Third-party software makers have packages for smart and dumb phones alike, if you want to try these out. Scanbuy software reads its own EZcode, which is a controlled lookup format: a number is encoded and resolved via Scanbuy's service. Individual use is free; corporate and advertising use at a fee, shared with carriers. Scanbuy's software supports the two most popular quasi-open formats, QR Code and Data Matrix, but carriers can opt to disable that support.

On the iPhone there are a dozen packages for recognizing 2D barcodes; QuickMark is the best, and the company's software is available for a huge number of feature (basic) and smartphones. I find myself since discovering 2D barcodes using a silly process when I'm reading an article on a Web page that I want to continue reading on my phone when I leave. I go to Kaywa's QR Code generator page, paste the URL in, then use QuickMark to grab the URL on my iPhone. Imagine if...the Web page just had the QR Code already?

Defying Gravity's Reality

I've enjoyed the first three episodes of ABC's Defying Gravity, a show about a multi-year mission to visit strange new worlds...errr...sorry...all seven other planets in the solar system. It takes place after 2050, and the show gets the tone of near future without crazy bullcrap just right. Things have advanced, especially rocket technology, but there's still garbage, drinking, infrequent public transportation, and bureaucracy.

The show has its holes, however. (Update at bottom!) The spaceship has a few minor rotating rings, but also zero G. They get around the special effects budget for zero G by explaining in episode 1 that the astronauts wear nanotech suits that provide an electromagnetic attraction to an artificial down.

Of course, that doesn't explain why Ron Livingston is tossing his baseball in a perfect arc in his quarters. Or why this is demonstrated with a tomato being floated through space in the vivarium, but plants are growing with a down orientation, producing normal fruit, and a handheld misting sprayer (an insane idea in zero G) produces mist instead of propelled tiny globules. And unless there's a static hair thing, their hair should be all over the place, too.

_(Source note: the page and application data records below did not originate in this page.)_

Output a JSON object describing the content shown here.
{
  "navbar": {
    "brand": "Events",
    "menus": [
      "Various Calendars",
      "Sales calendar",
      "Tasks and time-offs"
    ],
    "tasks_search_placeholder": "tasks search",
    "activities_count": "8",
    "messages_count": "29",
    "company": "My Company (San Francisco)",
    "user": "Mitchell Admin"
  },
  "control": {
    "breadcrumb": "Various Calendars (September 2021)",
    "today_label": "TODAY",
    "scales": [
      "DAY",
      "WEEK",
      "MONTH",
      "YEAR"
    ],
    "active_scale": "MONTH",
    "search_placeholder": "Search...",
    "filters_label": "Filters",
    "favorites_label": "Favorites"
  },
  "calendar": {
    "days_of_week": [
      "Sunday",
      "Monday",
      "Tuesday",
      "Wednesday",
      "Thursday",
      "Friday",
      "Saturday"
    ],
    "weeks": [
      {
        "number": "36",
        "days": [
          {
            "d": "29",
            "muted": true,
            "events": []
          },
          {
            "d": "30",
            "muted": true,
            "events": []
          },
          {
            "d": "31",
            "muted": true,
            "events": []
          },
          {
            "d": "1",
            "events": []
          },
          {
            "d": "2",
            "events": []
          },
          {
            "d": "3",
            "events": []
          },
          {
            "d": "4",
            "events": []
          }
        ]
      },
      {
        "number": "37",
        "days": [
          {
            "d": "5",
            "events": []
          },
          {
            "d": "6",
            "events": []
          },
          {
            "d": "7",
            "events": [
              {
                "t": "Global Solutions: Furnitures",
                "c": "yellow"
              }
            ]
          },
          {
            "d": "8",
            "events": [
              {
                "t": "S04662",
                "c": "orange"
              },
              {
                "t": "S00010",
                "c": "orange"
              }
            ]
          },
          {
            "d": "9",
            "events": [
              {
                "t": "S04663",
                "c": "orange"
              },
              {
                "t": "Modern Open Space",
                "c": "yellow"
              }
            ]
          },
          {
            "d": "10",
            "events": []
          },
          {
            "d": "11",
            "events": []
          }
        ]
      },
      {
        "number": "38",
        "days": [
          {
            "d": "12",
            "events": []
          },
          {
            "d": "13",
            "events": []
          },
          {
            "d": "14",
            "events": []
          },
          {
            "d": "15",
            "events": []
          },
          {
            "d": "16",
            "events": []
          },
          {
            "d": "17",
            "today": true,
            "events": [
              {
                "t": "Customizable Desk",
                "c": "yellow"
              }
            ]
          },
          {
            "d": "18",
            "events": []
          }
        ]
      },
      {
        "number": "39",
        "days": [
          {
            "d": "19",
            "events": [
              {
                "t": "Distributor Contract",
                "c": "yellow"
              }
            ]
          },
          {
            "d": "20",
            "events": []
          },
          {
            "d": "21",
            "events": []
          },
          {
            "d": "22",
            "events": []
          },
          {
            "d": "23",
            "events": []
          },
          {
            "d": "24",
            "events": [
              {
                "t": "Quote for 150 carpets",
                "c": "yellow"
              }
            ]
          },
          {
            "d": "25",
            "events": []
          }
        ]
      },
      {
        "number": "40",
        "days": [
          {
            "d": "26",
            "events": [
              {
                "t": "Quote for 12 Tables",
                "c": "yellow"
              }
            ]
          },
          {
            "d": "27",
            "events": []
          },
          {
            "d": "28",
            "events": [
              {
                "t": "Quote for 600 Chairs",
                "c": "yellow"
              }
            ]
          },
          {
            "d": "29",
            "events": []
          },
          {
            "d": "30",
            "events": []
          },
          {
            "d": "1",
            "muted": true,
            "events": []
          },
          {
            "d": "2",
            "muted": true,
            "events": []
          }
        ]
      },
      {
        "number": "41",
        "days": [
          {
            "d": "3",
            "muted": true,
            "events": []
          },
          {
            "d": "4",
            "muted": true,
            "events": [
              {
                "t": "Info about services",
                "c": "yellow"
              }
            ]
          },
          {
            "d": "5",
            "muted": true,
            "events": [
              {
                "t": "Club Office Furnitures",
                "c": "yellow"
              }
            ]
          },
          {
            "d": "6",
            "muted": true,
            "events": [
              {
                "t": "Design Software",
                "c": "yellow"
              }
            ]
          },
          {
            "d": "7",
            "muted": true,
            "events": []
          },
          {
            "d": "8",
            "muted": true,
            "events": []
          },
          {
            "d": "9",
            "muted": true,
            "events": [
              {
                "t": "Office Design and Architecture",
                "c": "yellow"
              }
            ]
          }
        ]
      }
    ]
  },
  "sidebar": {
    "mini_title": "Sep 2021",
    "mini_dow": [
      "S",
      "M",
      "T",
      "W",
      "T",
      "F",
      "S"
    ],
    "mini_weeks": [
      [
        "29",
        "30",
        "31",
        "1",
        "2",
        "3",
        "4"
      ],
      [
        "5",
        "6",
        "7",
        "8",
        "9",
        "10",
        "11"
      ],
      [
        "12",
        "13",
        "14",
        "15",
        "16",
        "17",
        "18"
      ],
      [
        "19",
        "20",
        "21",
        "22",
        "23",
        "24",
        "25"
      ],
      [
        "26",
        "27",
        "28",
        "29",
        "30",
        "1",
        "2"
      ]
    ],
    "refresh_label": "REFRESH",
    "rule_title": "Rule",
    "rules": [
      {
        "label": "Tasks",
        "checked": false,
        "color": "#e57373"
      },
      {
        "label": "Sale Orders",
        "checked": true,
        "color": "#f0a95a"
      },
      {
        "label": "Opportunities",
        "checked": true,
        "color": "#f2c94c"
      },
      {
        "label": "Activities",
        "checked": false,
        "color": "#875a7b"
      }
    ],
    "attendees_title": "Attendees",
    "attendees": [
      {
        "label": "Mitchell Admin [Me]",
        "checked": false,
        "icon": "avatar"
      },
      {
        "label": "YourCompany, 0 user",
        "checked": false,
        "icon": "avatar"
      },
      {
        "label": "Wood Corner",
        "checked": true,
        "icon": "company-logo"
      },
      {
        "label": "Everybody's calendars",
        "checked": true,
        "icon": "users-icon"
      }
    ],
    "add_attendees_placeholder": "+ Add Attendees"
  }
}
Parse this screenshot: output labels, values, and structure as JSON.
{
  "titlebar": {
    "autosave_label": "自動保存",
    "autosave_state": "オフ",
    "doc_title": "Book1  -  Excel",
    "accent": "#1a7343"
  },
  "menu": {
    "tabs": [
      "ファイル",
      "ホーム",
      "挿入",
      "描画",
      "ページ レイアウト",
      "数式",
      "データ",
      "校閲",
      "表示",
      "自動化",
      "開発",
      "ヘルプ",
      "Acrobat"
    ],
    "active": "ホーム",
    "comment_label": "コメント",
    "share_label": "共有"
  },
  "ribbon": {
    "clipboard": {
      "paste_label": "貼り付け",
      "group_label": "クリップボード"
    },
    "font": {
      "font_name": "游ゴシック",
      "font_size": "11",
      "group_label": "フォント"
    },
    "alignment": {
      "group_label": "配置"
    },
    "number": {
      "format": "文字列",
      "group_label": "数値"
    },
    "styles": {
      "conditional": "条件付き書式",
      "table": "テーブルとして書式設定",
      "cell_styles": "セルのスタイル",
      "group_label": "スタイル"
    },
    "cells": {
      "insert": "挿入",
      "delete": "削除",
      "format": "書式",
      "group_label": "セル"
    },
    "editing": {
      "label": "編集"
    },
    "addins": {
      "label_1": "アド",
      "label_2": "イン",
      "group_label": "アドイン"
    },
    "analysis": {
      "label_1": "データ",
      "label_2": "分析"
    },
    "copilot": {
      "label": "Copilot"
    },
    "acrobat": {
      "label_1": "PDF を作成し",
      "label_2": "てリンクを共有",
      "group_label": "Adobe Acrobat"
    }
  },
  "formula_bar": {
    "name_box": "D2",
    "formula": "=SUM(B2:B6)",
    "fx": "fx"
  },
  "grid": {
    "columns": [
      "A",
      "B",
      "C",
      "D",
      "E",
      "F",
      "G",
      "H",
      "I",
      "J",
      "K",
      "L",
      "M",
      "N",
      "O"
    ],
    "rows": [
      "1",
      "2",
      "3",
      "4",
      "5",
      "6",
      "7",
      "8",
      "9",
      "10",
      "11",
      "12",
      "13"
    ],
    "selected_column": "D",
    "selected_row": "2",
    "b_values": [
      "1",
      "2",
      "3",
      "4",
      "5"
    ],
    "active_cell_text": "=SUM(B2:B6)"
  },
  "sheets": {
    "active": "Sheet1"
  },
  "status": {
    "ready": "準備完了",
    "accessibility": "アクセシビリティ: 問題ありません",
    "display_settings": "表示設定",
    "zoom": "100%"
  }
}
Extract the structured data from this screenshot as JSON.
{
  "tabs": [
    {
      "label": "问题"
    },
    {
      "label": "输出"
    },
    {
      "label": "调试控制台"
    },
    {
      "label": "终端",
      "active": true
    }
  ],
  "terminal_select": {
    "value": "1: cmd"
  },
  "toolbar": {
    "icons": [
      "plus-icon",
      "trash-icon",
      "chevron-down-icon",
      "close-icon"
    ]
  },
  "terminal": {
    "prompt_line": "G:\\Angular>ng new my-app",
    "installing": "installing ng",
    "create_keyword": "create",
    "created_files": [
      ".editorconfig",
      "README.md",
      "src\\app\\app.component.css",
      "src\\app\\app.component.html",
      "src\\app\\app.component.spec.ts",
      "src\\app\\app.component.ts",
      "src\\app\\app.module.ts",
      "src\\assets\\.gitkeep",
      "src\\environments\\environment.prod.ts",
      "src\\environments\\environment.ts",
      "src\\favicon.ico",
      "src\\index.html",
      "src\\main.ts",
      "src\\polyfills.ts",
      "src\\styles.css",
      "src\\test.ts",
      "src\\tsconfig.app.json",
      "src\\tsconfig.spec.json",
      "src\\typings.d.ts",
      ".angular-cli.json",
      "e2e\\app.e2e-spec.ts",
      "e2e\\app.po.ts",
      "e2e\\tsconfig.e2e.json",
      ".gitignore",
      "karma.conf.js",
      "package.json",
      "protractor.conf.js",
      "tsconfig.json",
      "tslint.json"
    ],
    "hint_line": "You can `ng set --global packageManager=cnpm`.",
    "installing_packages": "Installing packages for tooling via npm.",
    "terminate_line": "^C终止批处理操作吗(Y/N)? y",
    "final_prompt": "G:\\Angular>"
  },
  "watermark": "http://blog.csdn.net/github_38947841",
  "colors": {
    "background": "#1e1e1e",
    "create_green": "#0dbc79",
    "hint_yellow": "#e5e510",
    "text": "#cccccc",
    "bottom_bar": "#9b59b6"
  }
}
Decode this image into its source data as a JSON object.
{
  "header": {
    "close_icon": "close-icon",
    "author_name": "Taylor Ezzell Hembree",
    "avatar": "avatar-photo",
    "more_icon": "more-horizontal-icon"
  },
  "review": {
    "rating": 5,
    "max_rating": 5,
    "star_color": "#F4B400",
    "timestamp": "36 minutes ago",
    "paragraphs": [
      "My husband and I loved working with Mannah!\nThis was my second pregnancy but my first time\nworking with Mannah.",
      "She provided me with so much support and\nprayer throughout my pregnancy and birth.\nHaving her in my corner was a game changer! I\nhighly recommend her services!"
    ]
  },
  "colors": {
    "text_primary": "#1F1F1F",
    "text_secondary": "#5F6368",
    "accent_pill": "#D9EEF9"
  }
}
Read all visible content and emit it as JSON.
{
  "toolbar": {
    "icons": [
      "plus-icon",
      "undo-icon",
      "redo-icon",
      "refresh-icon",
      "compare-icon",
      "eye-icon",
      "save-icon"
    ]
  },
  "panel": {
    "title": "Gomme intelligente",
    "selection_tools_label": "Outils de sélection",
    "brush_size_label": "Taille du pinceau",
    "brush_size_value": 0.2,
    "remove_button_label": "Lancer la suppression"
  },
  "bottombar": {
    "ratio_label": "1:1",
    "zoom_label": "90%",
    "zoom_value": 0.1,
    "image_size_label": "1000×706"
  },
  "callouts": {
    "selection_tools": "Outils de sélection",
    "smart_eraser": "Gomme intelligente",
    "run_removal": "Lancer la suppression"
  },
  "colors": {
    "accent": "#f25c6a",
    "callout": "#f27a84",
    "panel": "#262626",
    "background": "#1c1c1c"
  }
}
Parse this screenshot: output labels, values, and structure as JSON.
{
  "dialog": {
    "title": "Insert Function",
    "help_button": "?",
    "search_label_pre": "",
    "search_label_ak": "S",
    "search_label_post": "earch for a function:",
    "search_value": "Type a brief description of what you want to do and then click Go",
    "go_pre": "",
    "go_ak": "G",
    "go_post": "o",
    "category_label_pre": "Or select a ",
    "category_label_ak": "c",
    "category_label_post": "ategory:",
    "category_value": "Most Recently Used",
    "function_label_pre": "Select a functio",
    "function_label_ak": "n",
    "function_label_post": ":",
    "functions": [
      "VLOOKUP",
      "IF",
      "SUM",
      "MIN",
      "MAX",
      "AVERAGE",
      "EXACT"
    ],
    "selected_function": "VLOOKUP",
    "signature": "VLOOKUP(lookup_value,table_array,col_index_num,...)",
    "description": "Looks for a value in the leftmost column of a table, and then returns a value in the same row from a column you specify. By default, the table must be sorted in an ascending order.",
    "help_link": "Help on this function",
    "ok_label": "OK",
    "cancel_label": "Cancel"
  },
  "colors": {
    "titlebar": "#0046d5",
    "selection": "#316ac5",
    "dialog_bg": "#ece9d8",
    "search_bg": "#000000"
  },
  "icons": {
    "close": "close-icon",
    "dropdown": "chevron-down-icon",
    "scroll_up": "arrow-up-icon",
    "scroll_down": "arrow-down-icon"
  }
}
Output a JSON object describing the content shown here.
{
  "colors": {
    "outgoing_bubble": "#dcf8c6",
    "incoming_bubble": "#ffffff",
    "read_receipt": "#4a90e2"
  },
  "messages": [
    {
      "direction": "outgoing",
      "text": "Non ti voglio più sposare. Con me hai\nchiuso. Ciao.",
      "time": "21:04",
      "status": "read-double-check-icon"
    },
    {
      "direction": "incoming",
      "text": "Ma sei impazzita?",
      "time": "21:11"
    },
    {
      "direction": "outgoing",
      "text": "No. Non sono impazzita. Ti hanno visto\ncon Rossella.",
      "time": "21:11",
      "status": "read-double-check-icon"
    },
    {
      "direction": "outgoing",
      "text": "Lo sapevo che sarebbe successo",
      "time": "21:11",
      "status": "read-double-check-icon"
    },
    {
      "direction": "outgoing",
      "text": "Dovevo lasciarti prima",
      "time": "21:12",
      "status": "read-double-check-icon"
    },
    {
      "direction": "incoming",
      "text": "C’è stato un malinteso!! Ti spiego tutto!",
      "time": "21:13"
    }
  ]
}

They could have made the whole damn thing rotate for micro-gravity, or introduced a typical device like a dense material (made of neutrons or something) that was balanced by inertia with minimal tidal forces. There are about 1,000 methods in sci-fi to "solve" this problem. (In Star Trek, they just said, we've got gravity plates on each deck. End of story, but not very realistic. On the other hand, it's 500 years in the future, and they have anti-matter engines.)

Also odd, no delay in communications. Perhaps they have an ansible, but it's a major bummer (not a character on the show). It would make more sense to either integrate the notion of superluminal communications in passing -- "it's remarkable how this mission wouldn't have been possible without the Swiss tachyon acceleration breakthroug"..."Yes, isn't it" -- or use the time delay as a significant plot point.

There's also a major plot point -- potential SPOILER for those who haven't seen the show at all -- involving a pregnancy, a vasectomy, and an abortion that they're being all coy about in some ways. Livingston's Donner has a one-night stand with Zoe Barnes (played by Laura Harris), and when she asks about protection, he says he had a vasectomy. She believes him. This becomes a whole ugly thing, mostly revealed in the first episode, and trickling out through subsequent ones.

But Zoe, like everyone else, would know that Donner was sterilized before he went to Mars 10 years earlier. It's part of the protocol. In the show, abortion is illegal (although seen as a temporary thing). So Zoe's most reasonable response would have been, it's not his fault: the vasectomy didn't take or reversed spontaneously (which can happen), and, damn. Instead, it's "oh, the guy is lying about it" deal. Or so it seems. In the show, it's pretty clear that an alien is responsible for anything weird.

Update! Just watched episode 4, and they explained several of the above points. A little cute in some cases, but it works. The astronauts use a nanoparticle magnetic hairspray to avoid problems in zero G, which actually makes perfect sense. The living quarters do rotate to provide microgravity, which then explains Livingston tossing his ball. The tomato is still inexplicable.